(Source material begins)

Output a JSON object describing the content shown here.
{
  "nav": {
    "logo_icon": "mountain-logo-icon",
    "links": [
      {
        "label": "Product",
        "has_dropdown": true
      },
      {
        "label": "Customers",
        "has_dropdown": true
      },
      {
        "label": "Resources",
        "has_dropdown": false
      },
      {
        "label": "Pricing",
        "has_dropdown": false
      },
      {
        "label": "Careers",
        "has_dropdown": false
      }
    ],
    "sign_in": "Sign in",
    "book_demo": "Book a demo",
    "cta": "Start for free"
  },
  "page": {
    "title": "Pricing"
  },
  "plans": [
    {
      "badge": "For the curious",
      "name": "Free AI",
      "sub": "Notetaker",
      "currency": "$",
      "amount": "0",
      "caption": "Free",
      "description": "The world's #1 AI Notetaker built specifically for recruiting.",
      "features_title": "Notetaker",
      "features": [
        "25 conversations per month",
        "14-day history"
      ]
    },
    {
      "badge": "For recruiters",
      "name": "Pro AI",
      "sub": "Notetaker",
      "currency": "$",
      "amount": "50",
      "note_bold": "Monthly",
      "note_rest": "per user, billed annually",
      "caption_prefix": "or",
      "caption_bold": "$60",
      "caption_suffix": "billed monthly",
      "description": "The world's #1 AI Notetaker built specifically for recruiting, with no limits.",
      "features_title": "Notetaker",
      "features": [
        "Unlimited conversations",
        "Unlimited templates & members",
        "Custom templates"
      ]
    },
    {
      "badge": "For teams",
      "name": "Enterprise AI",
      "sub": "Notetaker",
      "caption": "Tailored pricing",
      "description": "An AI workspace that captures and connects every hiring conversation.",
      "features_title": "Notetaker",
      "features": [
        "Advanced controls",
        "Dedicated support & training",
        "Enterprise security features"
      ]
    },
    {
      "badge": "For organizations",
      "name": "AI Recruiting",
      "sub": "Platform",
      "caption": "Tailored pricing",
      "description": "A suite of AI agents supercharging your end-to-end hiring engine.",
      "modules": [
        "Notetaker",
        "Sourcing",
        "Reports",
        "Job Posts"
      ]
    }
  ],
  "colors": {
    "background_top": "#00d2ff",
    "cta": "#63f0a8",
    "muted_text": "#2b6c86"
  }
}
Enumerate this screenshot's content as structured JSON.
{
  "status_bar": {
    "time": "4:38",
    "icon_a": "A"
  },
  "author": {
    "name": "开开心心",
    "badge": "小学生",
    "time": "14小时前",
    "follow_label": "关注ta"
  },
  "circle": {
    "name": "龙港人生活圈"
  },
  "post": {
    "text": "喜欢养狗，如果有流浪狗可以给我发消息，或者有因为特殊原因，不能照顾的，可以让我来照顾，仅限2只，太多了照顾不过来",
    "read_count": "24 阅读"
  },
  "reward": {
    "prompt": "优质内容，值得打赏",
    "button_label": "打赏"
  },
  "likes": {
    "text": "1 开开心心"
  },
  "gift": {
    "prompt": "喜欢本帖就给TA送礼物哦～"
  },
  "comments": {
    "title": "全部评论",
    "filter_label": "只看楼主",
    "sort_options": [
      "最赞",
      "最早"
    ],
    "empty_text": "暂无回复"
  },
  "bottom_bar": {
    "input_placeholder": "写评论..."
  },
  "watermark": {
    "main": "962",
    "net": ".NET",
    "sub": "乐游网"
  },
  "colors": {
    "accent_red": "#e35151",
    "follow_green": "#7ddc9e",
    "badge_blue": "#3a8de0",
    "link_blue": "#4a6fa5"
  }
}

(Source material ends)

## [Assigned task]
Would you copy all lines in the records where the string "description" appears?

## [Response below]
      "description": "The world's #1 AI Notetaker built specifically for recruiting.",
      "description": "The world's #1 AI Notetaker built specifically for recruiting, with no limits.",
      "description": "An AI workspace that captures and connects every hiring conversation.",
      "description": "A suite of AI agents supercharging your end-to-end hiring engine.",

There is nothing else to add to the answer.